_TASK INSTRUCTIONS_:
Give back the entire listing verbatim.
[[ RECORDS FOR THIS TASK, beginning ]]
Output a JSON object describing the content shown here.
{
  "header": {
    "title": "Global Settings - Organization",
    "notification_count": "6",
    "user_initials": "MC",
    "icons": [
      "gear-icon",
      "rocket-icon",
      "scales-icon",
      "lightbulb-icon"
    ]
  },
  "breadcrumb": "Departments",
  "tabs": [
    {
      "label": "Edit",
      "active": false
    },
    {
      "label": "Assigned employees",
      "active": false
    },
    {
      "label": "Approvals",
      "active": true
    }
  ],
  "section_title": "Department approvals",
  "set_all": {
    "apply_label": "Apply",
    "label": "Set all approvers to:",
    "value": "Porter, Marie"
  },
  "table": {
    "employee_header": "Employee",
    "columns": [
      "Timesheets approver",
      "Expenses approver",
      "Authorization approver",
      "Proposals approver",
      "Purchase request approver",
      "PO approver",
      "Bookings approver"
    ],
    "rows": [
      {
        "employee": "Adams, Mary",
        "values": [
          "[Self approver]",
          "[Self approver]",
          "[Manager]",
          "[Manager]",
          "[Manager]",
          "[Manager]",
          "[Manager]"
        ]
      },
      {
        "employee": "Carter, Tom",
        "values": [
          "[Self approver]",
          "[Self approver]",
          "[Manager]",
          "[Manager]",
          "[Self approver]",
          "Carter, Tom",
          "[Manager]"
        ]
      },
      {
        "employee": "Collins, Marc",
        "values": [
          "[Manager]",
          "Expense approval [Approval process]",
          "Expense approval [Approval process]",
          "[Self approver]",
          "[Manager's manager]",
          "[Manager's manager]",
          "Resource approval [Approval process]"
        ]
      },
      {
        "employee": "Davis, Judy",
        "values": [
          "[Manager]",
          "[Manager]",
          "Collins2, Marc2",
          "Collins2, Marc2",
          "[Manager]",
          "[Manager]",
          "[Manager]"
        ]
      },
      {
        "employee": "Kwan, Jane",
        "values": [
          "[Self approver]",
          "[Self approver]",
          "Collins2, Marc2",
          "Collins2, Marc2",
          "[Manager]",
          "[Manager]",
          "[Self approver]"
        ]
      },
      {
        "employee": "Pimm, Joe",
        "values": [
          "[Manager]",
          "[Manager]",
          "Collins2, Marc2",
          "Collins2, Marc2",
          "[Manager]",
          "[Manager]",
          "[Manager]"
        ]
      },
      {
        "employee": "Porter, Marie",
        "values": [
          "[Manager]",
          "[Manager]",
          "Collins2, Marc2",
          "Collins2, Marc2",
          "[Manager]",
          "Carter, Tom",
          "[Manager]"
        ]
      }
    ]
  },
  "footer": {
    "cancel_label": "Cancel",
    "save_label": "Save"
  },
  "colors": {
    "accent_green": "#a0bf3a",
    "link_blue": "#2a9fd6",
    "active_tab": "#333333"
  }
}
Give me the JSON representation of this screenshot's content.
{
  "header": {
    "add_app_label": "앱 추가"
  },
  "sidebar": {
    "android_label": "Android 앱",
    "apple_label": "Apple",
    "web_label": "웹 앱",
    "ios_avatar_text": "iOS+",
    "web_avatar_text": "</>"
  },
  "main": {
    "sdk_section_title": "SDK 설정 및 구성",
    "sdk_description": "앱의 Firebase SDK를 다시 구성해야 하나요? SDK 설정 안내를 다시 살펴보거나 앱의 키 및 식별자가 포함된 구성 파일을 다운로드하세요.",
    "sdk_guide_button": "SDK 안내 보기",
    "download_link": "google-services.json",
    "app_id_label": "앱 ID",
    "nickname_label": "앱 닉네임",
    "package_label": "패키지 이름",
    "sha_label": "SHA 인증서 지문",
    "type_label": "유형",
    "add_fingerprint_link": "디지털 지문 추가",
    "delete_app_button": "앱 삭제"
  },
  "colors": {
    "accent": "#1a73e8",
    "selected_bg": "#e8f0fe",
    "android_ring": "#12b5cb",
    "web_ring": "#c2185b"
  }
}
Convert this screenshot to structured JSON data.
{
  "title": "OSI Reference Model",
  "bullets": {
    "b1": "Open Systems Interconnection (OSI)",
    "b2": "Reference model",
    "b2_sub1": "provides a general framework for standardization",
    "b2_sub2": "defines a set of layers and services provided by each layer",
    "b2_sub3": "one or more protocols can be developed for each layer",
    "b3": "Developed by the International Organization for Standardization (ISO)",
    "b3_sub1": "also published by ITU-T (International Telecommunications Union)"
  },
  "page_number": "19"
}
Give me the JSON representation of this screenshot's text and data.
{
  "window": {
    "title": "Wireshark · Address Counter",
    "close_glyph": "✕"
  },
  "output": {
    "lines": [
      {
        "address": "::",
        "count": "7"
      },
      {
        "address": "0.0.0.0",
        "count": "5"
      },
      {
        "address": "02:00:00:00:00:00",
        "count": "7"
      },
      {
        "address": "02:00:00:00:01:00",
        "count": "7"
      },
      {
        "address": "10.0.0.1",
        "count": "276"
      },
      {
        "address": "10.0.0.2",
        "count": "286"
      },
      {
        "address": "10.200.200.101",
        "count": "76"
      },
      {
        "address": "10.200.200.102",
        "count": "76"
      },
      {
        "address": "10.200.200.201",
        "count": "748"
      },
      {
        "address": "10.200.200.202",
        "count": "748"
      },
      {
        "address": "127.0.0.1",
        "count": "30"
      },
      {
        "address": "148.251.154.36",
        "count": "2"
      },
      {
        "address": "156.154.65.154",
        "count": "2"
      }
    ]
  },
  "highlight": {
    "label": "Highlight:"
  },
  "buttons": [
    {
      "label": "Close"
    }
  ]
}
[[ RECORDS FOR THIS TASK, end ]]
_TASK RESULT_:
Output a JSON object describing the content shown here.
{
  "header": {
    "title": "Global Settings - Organization",
    "notification_count": "6",
    "user_initials": "MC",
    "icons": [
      "gear-icon",
      "rocket-icon",
      "scales-icon",
      "lightbulb-icon"
    ]
  },
  "breadcrumb": "Departments",
  "tabs": [
    {
      "label": "Edit",
      "active": false
    },
    {
      "label": "Assigned employees",
      "active": false
    },
    {
      "label": "Approvals",
      "active": true
    }
  ],
  "section_title": "Department approvals",
  "set_all": {
    "apply_label": "Apply",
    "label": "Set all approvers to:",
    "value": "Porter, Marie"
  },
  "table": {
    "employee_header": "Employee",
    "columns": [
      "Timesheets approver",
      "Expenses approver",
      "Authorization approver",
      "Proposals approver",
      "Purchase request approver",
      "PO approver",
      "Bookings approver"
    ],
    "rows": [
      {
        "employee": "Adams, Mary",
        "values": [
          "[Self approver]",
          "[Self approver]",
          "[Manager]",
          "[Manager]",
          "[Manager]",
          "[Manager]",
          "[Manager]"
        ]
      },
      {
        "employee": "Carter, Tom",
        "values": [
          "[Self approver]",
          "[Self approver]",
          "[Manager]",
          "[Manager]",
          "[Self approver]",
          "Carter, Tom",
          "[Manager]"
        ]
      },
      {
        "employee": "Collins, Marc",
        "values": [
          "[Manager]",
          "Expense approval [Approval process]",
          "Expense approval [Approval process]",
          "[Self approver]",
          "[Manager's manager]",
          "[Manager's manager]",
          "Resource approval [Approval process]"
        ]
      },
      {
        "employee": "Davis, Judy",
        "values": [
          "[Manager]",
          "[Manager]",
          "Collins2, Marc2",
          "Collins2, Marc2",
          "[Manager]",
          "[Manager]",
          "[Manager]"
        ]
      },
      {
        "employee": "Kwan, Jane",
        "values": [
          "[Self approver]",
          "[Self approver]",
          "Collins2, Marc2",
          "Collins2, Marc2",
          "[Manager]",
          "[Manager]",
          "[Self approver]"
        ]
      },
      {
        "employee": "Pimm, Joe",
        "values": [
          "[Manager]",
          "[Manager]",
          "Collins2, Marc2",
          "Collins2, Marc2",
          "[Manager]",
          "[Manager]",
          "[Manager]"
        ]
      },
      {
        "employee": "Porter, Marie",
        "values": [
          "[Manager]",
          "[Manager]",
          "Collins2, Marc2",
          "Collins2, Marc2",
          "[Manager]",
          "Carter, Tom",
          "[Manager]"
        ]
      }
    ]
  },
  "footer": {
    "cancel_label": "Cancel",
    "save_label": "Save"
  },
  "colors": {
    "accent_green": "#a0bf3a",
    "link_blue": "#2a9fd6",
    "active_tab": "#333333"
  }
}
Give me the JSON representation of this screenshot's content.
{
  "header": {
    "add_app_label": "앱 추가"
  },
  "sidebar": {
    "android_label": "Android 앱",
    "apple_label": "Apple",
    "web_label": "웹 앱",
    "ios_avatar_text": "iOS+",
    "web_avatar_text": "</>"
  },
  "main": {
    "sdk_section_title": "SDK 설정 및 구성",
    "sdk_description": "앱의 Firebase SDK를 다시 구성해야 하나요? SDK 설정 안내를 다시 살펴보거나 앱의 키 및 식별자가 포함된 구성 파일을 다운로드하세요.",
    "sdk_guide_button": "SDK 안내 보기",
    "download_link": "google-services.json",
    "app_id_label": "앱 ID",
    "nickname_label": "앱 닉네임",
    "package_label": "패키지 이름",
    "sha_label": "SHA 인증서 지문",
    "type_label": "유형",
    "add_fingerprint_link": "디지털 지문 추가",
    "delete_app_button": "앱 삭제"
  },
  "colors": {
    "accent": "#1a73e8",
    "selected_bg": "#e8f0fe",
    "android_ring": "#12b5cb",
    "web_ring": "#c2185b"
  }
}
Convert this screenshot to structured JSON data.
{
  "title": "OSI Reference Model",
  "bullets": {
    "b1": "Open Systems Interconnection (OSI)",
    "b2": "Reference model",
    "b2_sub1": "provides a general framework for standardization",
    "b2_sub2": "defines a set of layers and services provided by each layer",
    "b2_sub3": "one or more protocols can be developed for each layer",
    "b3": "Developed by the International Organization for Standardization (ISO)",
    "b3_sub1": "also published by ITU-T (International Telecommunications Union)"
  },
  "page_number": "19"
}
Give me the JSON representation of this screenshot's text and data.
{
  "window": {
    "title": "Wireshark · Address Counter",
    "close_glyph": "✕"
  },
  "output": {
    "lines": [
      {
        "address": "::",
        "count": "7"
      },
      {
        "address": "0.0.0.0",
        "count": "5"
      },
      {
        "address": "02:00:00:00:00:00",
        "count": "7"
      },
      {
        "address": "02:00:00:00:01:00",
        "count": "7"
      },
      {
        "address": "10.0.0.1",
        "count": "276"
      },
      {
        "address": "10.0.0.2",
        "count": "286"
      },
      {
        "address": "10.200.200.101",
        "count": "76"
      },
      {
        "address": "10.200.200.102",
        "count": "76"
      },
      {
        "address": "10.200.200.201",
        "count": "748"
      },
      {
        "address": "10.200.200.202",
        "count": "748"
      },
      {
        "address": "127.0.0.1",
        "count": "30"
      },
      {
        "address": "148.251.154.36",
        "count": "2"
      },
      {
        "address": "156.154.65.154",
        "count": "2"
      }
    ]
  },
  "highlight": {
    "label": "Highlight:"
  },
  "buttons": [
    {
      "label": "Close"
    }
  ]
}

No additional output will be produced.